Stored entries

━━━━━━━━━━━━━━━━━━━━

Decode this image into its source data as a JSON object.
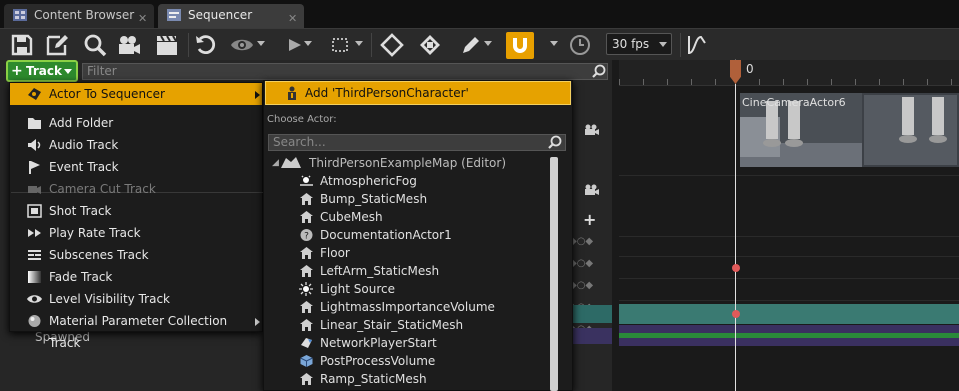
{
  "tabs": [
    {
      "label": "Content Browser",
      "icon": "content-browser-icon"
    },
    {
      "label": "Sequencer",
      "icon": "sequencer-icon"
    }
  ],
  "toolbar": {
    "fps": "30 fps",
    "colors": {
      "snap": "#e8a000"
    }
  },
  "track_button": {
    "label": "Track"
  },
  "filter": {
    "placeholder": "Filter"
  },
  "track_menu": {
    "items": [
      {
        "label": "Actor To Sequencer",
        "icon": "actor-icon",
        "highlighted": true,
        "submenu": true
      },
      {
        "label": "Add Folder",
        "icon": "folder-icon"
      },
      {
        "label": "Audio Track",
        "icon": "audio-icon"
      },
      {
        "label": "Event Track",
        "icon": "event-flag-icon"
      },
      {
        "label": "Camera Cut Track",
        "icon": "camera-cut-icon",
        "disabled": true
      },
      {
        "label": "Shot Track",
        "icon": "shot-icon"
      },
      {
        "label": "Play Rate Track",
        "icon": "play-rate-icon"
      },
      {
        "label": "Subscenes Track",
        "icon": "subscenes-icon"
      },
      {
        "label": "Fade Track",
        "icon": "fade-icon"
      },
      {
        "label": "Level Visibility Track",
        "icon": "eye-icon"
      },
      {
        "label": "Material Parameter Collection Track",
        "icon": "material-icon",
        "submenu": true
      }
    ]
  },
  "actor_menu": {
    "add_label": "Add 'ThirdPersonCharacter'",
    "choose_label": "Choose Actor:",
    "search_placeholder": "Search...",
    "map": "ThirdPersonExampleMap (Editor)",
    "actors": [
      {
        "label": "AtmosphericFog",
        "icon": "fog-icon"
      },
      {
        "label": "Bump_StaticMesh",
        "icon": "static-mesh-icon"
      },
      {
        "label": "CubeMesh",
        "icon": "static-mesh-icon"
      },
      {
        "label": "DocumentationActor1",
        "icon": "help-icon"
      },
      {
        "label": "Floor",
        "icon": "static-mesh-icon"
      },
      {
        "label": "LeftArm_StaticMesh",
        "icon": "static-mesh-icon"
      },
      {
        "label": "Light Source",
        "icon": "light-icon"
      },
      {
        "label": "LightmassImportanceVolume",
        "icon": "volume-icon"
      },
      {
        "label": "Linear_Stair_StaticMesh",
        "icon": "static-mesh-icon"
      },
      {
        "label": "NetworkPlayerStart",
        "icon": "player-start-icon"
      },
      {
        "label": "PostProcessVolume",
        "icon": "volume-cube-icon"
      },
      {
        "label": "Ramp_StaticMesh",
        "icon": "static-mesh-icon"
      }
    ]
  },
  "tracks": {
    "spawned_label": "Spawned"
  },
  "timeline": {
    "current_frame": "0",
    "camera_label": "CineCameraActor6"
  }
}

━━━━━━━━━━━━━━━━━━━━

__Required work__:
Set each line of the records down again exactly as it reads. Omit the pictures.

__Task output__:
Decode this image into its source data as a JSON object.
{
  "tabs": [
    {
      "label": "Content Browser",
      "icon": "content-browser-icon"
    },
    {
      "label": "Sequencer",
      "icon": "sequencer-icon"
    }
  ],
  "toolbar": {
    "fps": "30 fps",
    "colors": {
      "snap": "#e8a000"
    }
  },
  "track_button": {
    "label": "Track"
  },
  "filter": {
    "placeholder": "Filter"
  },
  "track_menu": {
    "items": [
      {
        "label": "Actor To Sequencer",
        "icon": "actor-icon",
        "highlighted": true,
        "submenu": true
      },
      {
        "label": "Add Folder",
        "icon": "folder-icon"
      },
      {
        "label": "Audio Track",
        "icon": "audio-icon"
      },
      {
        "label": "Event Track",
        "icon": "event-flag-icon"
      },
      {
        "label": "Camera Cut Track",
        "icon": "camera-cut-icon",
        "disabled": true
      },
      {
        "label": "Shot Track",
        "icon": "shot-icon"
      },
      {
        "label": "Play Rate Track",
        "icon": "play-rate-icon"
      },
      {
        "label": "Subscenes Track",
        "icon": "subscenes-icon"
      },
      {
        "label": "Fade Track",
        "icon": "fade-icon"
      },
      {
        "label": "Level Visibility Track",
        "icon": "eye-icon"
      },
      {
        "label": "Material Parameter Collection Track",
        "icon": "material-icon",
        "submenu": true
      }
    ]
  },
  "actor_menu": {
    "add_label": "Add 'ThirdPersonCharacter'",
    "choose_label": "Choose Actor:",
    "search_placeholder": "Search...",
    "map": "ThirdPersonExampleMap (Editor)",
    "actors": [
      {
        "label": "AtmosphericFog",
        "icon": "fog-icon"
      },
      {
        "label": "Bump_StaticMesh",
        "icon": "static-mesh-icon"
      },
      {
        "label": "CubeMesh",
        "icon": "static-mesh-icon"
      },
      {
        "label": "DocumentationActor1",
        "icon": "help-icon"
      },
      {
        "label": "Floor",
        "icon": "static-mesh-icon"
      },
      {
        "label": "LeftArm_StaticMesh",
        "icon": "static-mesh-icon"
      },
      {
        "label": "Light Source",
        "icon": "light-icon"
      },
      {
        "label": "LightmassImportanceVolume",
        "icon": "volume-icon"
      },
      {
        "label": "Linear_Stair_StaticMesh",
        "icon": "static-mesh-icon"
      },
      {
        "label": "NetworkPlayerStart",
        "icon": "player-start-icon"
      },
      {
        "label": "PostProcessVolume",
        "icon": "volume-cube-icon"
      },
      {
        "label": "Ramp_StaticMesh",
        "icon": "static-mesh-icon"
      }
    ]
  },
  "tracks": {
    "spawned_label": "Spawned"
  },
  "timeline": {
    "current_frame": "0",
    "camera_label": "CineCameraActor6"
  }
}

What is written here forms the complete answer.